Sharing and Searching for Safety Sake: A new RUG member’s view of the 2nd Greater Manchester PSTRC annual research symposium

18 Sep

by Tony Russell-Pattison, member of the core Research User Group (RUG)

Symposium_PWalsh_square

Peter Walsh, Chief Executive of AvMA, presents at the symposium

Wednesday the 1st of July was the hottest day of the year so far and it felt it. It was good therefore to arrive at the relatively chilled Midland Hotel where an excellent number and diversity of delegates were gathering for this symposium.

Stephen Campbell (Centre Lead) welcomed us all with an overview of the day and the centre’s work in general.
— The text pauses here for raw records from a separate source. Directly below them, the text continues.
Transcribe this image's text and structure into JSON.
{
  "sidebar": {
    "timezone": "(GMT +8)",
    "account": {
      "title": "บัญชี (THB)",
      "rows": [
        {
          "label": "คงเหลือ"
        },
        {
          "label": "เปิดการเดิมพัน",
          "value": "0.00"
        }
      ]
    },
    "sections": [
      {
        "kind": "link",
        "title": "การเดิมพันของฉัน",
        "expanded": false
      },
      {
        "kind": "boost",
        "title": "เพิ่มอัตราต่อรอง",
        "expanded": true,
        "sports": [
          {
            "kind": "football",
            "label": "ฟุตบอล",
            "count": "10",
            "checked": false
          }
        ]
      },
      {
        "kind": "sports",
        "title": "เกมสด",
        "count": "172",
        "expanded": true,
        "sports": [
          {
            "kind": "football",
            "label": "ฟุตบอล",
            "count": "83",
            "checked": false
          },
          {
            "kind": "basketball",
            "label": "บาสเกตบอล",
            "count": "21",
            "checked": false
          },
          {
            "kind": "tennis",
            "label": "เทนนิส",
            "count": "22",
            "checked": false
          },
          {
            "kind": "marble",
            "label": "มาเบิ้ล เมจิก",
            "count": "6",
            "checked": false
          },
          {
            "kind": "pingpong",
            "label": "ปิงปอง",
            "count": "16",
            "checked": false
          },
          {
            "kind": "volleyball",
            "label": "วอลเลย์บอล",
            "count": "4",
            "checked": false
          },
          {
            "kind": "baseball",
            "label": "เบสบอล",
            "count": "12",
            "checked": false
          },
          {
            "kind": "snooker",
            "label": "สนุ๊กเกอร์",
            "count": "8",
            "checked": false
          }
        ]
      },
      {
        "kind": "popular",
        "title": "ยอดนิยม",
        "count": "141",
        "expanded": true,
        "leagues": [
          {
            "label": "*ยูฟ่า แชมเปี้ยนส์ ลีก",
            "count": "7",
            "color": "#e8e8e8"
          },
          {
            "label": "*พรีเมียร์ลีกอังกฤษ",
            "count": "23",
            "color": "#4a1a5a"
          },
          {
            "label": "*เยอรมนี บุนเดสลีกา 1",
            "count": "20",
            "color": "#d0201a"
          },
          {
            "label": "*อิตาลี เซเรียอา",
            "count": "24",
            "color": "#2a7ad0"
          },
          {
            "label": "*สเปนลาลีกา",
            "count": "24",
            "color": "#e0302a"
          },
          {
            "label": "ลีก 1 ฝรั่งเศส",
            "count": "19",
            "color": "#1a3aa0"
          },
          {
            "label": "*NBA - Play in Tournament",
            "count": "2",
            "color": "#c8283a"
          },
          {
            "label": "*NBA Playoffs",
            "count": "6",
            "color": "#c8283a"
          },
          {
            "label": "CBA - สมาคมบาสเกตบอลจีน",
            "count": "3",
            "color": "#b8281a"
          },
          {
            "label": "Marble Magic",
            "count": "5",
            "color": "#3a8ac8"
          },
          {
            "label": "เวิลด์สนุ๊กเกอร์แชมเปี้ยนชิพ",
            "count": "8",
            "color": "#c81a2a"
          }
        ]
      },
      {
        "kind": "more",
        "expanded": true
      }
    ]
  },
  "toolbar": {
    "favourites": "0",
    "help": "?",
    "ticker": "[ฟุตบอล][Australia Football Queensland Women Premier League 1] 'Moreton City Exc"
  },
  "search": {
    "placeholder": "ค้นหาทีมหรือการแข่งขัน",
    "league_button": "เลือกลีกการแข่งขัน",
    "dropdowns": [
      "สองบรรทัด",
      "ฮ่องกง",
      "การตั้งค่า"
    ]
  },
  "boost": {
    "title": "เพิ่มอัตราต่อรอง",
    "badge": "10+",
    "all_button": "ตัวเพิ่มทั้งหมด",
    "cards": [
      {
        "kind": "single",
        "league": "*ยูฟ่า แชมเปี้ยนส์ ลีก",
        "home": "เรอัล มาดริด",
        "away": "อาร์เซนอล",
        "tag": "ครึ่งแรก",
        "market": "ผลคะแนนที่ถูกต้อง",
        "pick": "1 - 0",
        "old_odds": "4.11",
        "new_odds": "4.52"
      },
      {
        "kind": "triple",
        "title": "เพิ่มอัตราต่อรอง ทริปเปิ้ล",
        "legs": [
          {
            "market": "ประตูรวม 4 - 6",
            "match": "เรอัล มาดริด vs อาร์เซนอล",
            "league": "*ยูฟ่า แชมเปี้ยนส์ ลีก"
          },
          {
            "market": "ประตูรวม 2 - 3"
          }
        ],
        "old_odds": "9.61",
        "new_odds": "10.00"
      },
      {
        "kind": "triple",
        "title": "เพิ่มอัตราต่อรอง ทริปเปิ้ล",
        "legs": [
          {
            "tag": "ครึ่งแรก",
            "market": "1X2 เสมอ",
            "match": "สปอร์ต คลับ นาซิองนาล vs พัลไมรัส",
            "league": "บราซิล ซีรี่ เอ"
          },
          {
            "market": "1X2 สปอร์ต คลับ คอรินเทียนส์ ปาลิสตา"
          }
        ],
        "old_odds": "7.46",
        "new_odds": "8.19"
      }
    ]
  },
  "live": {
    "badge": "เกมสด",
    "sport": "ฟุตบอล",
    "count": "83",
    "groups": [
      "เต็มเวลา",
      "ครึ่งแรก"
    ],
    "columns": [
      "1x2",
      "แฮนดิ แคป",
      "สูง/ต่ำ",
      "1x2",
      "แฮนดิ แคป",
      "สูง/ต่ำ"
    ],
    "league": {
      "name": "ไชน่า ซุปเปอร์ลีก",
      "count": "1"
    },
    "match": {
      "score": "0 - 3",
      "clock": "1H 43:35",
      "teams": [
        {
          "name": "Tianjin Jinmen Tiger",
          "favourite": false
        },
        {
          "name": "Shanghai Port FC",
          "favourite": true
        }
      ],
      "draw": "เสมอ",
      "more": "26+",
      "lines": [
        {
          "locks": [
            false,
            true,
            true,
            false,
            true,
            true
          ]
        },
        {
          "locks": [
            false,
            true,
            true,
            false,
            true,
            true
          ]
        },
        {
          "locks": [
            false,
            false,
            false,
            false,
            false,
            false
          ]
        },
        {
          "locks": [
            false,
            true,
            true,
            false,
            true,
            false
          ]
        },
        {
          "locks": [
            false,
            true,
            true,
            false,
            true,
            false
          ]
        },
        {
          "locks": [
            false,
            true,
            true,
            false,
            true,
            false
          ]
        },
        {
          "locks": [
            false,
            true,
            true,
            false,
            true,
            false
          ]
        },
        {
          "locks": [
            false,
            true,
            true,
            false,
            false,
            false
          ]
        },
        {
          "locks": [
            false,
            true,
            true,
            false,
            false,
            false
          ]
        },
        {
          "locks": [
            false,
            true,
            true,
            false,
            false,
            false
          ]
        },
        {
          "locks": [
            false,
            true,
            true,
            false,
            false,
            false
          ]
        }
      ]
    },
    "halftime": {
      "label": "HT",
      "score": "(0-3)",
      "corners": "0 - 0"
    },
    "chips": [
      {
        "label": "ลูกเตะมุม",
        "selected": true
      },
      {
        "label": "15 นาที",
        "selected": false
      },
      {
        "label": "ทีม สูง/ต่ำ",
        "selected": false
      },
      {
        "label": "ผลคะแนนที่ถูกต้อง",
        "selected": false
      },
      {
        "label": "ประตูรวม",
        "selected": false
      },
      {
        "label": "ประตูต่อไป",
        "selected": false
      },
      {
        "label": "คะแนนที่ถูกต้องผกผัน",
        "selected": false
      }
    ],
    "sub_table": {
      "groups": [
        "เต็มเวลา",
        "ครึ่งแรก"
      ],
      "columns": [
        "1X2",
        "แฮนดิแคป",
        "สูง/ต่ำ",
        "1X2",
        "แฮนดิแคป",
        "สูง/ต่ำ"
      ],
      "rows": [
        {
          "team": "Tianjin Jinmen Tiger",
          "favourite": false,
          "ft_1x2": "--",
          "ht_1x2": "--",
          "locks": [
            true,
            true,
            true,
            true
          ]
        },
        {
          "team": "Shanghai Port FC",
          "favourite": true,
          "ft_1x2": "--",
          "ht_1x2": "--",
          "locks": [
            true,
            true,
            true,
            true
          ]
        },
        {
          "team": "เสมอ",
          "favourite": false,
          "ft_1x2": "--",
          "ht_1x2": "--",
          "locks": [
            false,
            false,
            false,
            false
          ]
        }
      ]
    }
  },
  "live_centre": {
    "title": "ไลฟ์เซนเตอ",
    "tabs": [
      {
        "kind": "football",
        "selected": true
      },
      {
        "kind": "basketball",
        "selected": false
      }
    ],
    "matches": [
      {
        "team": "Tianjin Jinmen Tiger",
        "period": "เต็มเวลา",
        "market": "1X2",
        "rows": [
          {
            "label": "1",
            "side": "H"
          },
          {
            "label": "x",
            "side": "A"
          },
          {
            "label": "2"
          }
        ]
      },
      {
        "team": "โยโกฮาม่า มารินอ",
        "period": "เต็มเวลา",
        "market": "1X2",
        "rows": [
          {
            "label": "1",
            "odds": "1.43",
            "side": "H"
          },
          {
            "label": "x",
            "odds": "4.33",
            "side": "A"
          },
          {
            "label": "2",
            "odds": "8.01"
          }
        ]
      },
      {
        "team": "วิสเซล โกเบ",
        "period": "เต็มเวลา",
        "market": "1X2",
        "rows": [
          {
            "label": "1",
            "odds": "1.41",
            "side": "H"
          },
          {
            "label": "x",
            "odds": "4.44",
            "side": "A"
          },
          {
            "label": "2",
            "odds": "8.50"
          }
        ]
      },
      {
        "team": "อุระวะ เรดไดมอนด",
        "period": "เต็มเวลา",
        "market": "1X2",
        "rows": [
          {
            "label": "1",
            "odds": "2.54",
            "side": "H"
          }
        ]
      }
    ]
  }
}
Time was to be tight if we were to get the most out of of the next four hours or so, but this was managed well.

Fittingly, the day commenced and was grounded in the real life stories of real life patients. Terri Loughman shared her story of dual mental and physical diagnosis and its traumatic mistreatment when care agencies failed to communicate effectively, to her detriment. Mother and son, James and Lynne Sweetman, shared via video the anguish of late diagnosis of testicular cancer after repeated and failed attempts to seek assistance from GPs. The importance of belief in the patient’s concerns rather than automatic and, in this case, inaccurate reassurance was highlighted. Most poignantly painful, however, was Nic Hart’s recounting of the last months of his daughter Averil’s life, who died of complications arising from Anorexia Nervosa. The catalogue of missed opportunities and events that should never have happened to this young lady was hard to take in. The appreciation of how stressful and traumatic life was for her family after her death, as they were thwarted in trying to find the truth about Averil’s death by systems and agencies, was no less hard to hear. The courage of all the speakers in sharing their accounts was obvious. As a new RUG core group member who recently attended his first meeting, I was struck by how quickly I got subsumed into the professionalism of the proceedings, the academic language and the acronyms. These encounters with patients’ stories helped me realign myself back to the mindset of a patient with something to say. Such personal encounters benefit not only professional staff but also those of us who seek to have patients’ voices heard.

We were then introduced to some of the centre’s PhD students who gave us an overview of the doctoral research projects they are undertaking under the aegis of the centres professors. Inevitably, there was a lot to take in, in a short time, none the less:-

  • Shoba Dawson shared her investigation of the involvement of minority ethnic groups in Health Service research
  • Paolo Fraccaro was investigating how patient and computers interact when patients access their lab results on line and how they interpret those results.
  • Hayley Gorton recounted her study into how medications may be related to unnatural deaths.
  • Reinis Jones was looking at junior doctors’ patient safety learning experiences.
  • Christian Thomas asked the question “how are policies and procedures viewed by community pharmacy staff”?
  • Tina Wulff introduced the relatively new concept of “knowledge mobilisation” and was investigating how this was being used in general practice.

The clarity and succinct delivery of each presentation was much appreciated by us all, and the speakers were available for questions over coffee. Having joined RUG only recently, I had received a good introduction which had me thinking that I had grasped the four theme approach. This unravelled somewhat at the first meeting where the numerous threads within each theme became evident. These presentations (along with the newsletter which I received in July) gave me a much clearer view of the breadth and variety of research being undertaken.

Following this there were a number of breakout sessions. I chose the one on Patients’ Views of Patient Safety, where Sally Giles and Penny Lewis presented preliminary findings of their interviews which sought to examine patients’ understanding and experiences of medication safety in primary care, which seemed to indicate patients as valuable sources of information in this area. They were joined by Rebecca Hays who discussed the outcomes of her first discussion group.

Our last speaker of the day was Peter Walsh (Chief Executive of “Action Against Medical Accidents” ) He spoke passionately about the organisations involvement in the Mid Staffs enquiry and the subsequent Francis Report which enshrined in law the “duty of candour” but highlighted the problems of the premise being defined differently for acute and primary care. He summarised the whole day when he identified what patients want as safety, justice, better (not more) regulation and openness and transparency.

Leave a Reply

Fill in your details below or click an icon to log in:

WordPress.com Logo

You are commenting using your WordPress.com account. Log Out / Change )

Twitter picture

You are commenting using your Twitter account. Log Out / Change )

Facebook photo

You are commenting using your Facebook account. Log Out / Change )

Google+ photo

You are commenting using your Google+ account. Log Out / Change )

Connecting to %s

%d bloggers like this: